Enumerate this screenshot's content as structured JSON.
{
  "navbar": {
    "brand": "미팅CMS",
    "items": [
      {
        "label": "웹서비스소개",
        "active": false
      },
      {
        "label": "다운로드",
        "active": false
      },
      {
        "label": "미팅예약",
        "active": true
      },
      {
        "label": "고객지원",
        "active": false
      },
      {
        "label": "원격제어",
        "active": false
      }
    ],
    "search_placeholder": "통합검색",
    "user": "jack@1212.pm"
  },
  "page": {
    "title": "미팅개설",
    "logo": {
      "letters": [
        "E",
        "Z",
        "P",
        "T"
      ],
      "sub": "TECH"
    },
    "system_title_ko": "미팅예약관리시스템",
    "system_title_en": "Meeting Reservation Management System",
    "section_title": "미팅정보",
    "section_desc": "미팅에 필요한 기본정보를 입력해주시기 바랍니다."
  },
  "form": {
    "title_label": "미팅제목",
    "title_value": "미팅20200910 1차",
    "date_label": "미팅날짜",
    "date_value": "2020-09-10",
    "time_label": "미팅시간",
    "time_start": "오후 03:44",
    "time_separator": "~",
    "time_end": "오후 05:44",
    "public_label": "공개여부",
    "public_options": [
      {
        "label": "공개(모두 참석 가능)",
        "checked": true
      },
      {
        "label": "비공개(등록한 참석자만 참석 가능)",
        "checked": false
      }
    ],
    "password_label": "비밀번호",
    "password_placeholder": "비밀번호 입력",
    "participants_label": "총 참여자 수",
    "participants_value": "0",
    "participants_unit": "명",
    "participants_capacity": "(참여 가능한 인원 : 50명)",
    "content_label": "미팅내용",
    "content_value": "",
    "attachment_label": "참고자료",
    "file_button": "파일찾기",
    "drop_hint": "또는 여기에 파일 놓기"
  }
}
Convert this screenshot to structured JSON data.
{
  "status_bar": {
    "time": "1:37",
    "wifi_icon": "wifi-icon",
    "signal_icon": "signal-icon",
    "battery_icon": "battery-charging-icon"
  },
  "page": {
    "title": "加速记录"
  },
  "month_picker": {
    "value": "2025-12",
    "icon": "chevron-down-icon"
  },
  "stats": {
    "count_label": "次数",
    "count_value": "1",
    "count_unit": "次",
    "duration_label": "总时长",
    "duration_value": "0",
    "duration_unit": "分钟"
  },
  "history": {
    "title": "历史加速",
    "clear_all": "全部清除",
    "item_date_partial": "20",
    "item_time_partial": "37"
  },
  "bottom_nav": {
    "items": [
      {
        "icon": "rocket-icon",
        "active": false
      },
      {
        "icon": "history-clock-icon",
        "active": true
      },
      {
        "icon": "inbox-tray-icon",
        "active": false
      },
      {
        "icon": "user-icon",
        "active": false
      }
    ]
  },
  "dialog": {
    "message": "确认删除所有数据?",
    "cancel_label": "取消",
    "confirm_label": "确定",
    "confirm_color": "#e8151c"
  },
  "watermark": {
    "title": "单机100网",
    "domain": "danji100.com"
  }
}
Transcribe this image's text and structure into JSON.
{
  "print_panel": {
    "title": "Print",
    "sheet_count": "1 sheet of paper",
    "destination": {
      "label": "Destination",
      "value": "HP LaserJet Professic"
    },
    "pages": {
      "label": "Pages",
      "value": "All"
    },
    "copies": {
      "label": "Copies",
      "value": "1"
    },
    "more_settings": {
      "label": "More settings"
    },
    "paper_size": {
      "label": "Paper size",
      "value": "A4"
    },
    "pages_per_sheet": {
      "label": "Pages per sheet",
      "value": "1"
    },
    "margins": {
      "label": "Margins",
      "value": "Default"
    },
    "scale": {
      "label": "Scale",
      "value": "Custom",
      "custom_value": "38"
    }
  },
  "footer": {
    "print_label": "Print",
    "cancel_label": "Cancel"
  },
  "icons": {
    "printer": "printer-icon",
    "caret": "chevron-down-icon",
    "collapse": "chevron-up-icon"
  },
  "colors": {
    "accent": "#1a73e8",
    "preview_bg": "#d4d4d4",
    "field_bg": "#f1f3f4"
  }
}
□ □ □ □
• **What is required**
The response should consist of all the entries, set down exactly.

• **The answer**
Enumerate this screenshot's content as structured JSON.
{
  "navbar": {
    "brand": "미팅CMS",
    "items": [
      {
        "label": "웹서비스소개",
        "active": false
      },
      {
        "label": "다운로드",
        "active": false
      },
      {
        "label": "미팅예약",
        "active": true
      },
      {
        "label": "고객지원",
        "active": false
      },
      {
        "label": "원격제어",
        "active": false
      }
    ],
    "search_placeholder": "통합검색",
    "user": "jack@1212.pm"
  },
  "page": {
    "title": "미팅개설",
    "logo": {
      "letters": [
        "E",
        "Z",
        "P",
        "T"
      ],
      "sub": "TECH"
    },
    "system_title_ko": "미팅예약관리시스템",
    "system_title_en": "Meeting Reservation Management System",
    "section_title": "미팅정보",
    "section_desc": "미팅에 필요한 기본정보를 입력해주시기 바랍니다."
  },
  "form": {
    "title_label": "미팅제목",
    "title_value": "미팅20200910 1차",
    "date_label": "미팅날짜",
    "date_value": "2020-09-10",
    "time_label": "미팅시간",
    "time_start": "오후 03:44",
    "time_separator": "~",
    "time_end": "오후 05:44",
    "public_label": "공개여부",
    "public_options": [
      {
        "label": "공개(모두 참석 가능)",
        "checked": true
      },
      {
        "label": "비공개(등록한 참석자만 참석 가능)",
        "checked": false
      }
    ],
    "password_label": "비밀번호",
    "password_placeholder": "비밀번호 입력",
    "participants_label": "총 참여자 수",
    "participants_value": "0",
    "participants_unit": "명",
    "participants_capacity": "(참여 가능한 인원 : 50명)",
    "content_label": "미팅내용",
    "content_value": "",
    "attachment_label": "참고자료",
    "file_button": "파일찾기",
    "drop_hint": "또는 여기에 파일 놓기"
  }
}
Convert this screenshot to structured JSON data.
{
  "status_bar": {
    "time": "1:37",
    "wifi_icon": "wifi-icon",
    "signal_icon": "signal-icon",
    "battery_icon": "battery-charging-icon"
  },
  "page": {
    "title": "加速记录"
  },
  "month_picker": {
    "value": "2025-12",
    "icon": "chevron-down-icon"
  },
  "stats": {
    "count_label": "次数",
    "count_value": "1",
    "count_unit": "次",
    "duration_label": "总时长",
    "duration_value": "0",
    "duration_unit": "分钟"
  },
  "history": {
    "title": "历史加速",
    "clear_all": "全部清除",
    "item_date_partial": "20",
    "item_time_partial": "37"
  },
  "bottom_nav": {
    "items": [
      {
        "icon": "rocket-icon",
        "active": false
      },
      {
        "icon": "history-clock-icon",
        "active": true
      },
      {
        "icon": "inbox-tray-icon",
        "active": false
      },
      {
        "icon": "user-icon",
        "active": false
      }
    ]
  },
  "dialog": {
    "message": "确认删除所有数据?",
    "cancel_label": "取消",
    "confirm_label": "确定",
    "confirm_color": "#e8151c"
  },
  "watermark": {
    "title": "单机100网",
    "domain": "danji100.com"
  }
}
Transcribe this image's text and structure into JSON.
{
  "print_panel": {
    "title": "Print",
    "sheet_count": "1 sheet of paper",
    "destination": {
      "label": "Destination",
      "value": "HP LaserJet Professic"
    },
    "pages": {
      "label": "Pages",
      "value": "All"
    },
    "copies": {
      "label": "Copies",
      "value": "1"
    },
    "more_settings": {
      "label": "More settings"
    },
    "paper_size": {
      "label": "Paper size",
      "value": "A4"
    },
    "pages_per_sheet": {
      "label": "Pages per sheet",
      "value": "1"
    },
    "margins": {
      "label": "Margins",
      "value": "Default"
    },
    "scale": {
      "label": "Scale",
      "value": "Custom",
      "custom_value": "38"
    }
  },
  "footer": {
    "print_label": "Print",
    "cancel_label": "Cancel"
  },
  "icons": {
    "printer": "printer-icon",
    "caret": "chevron-down-icon",
    "collapse": "chevron-up-icon"
  },
  "colors": {
    "accent": "#1a73e8",
    "preview_bg": "#d4d4d4",
    "field_bg": "#f1f3f4"
  }
}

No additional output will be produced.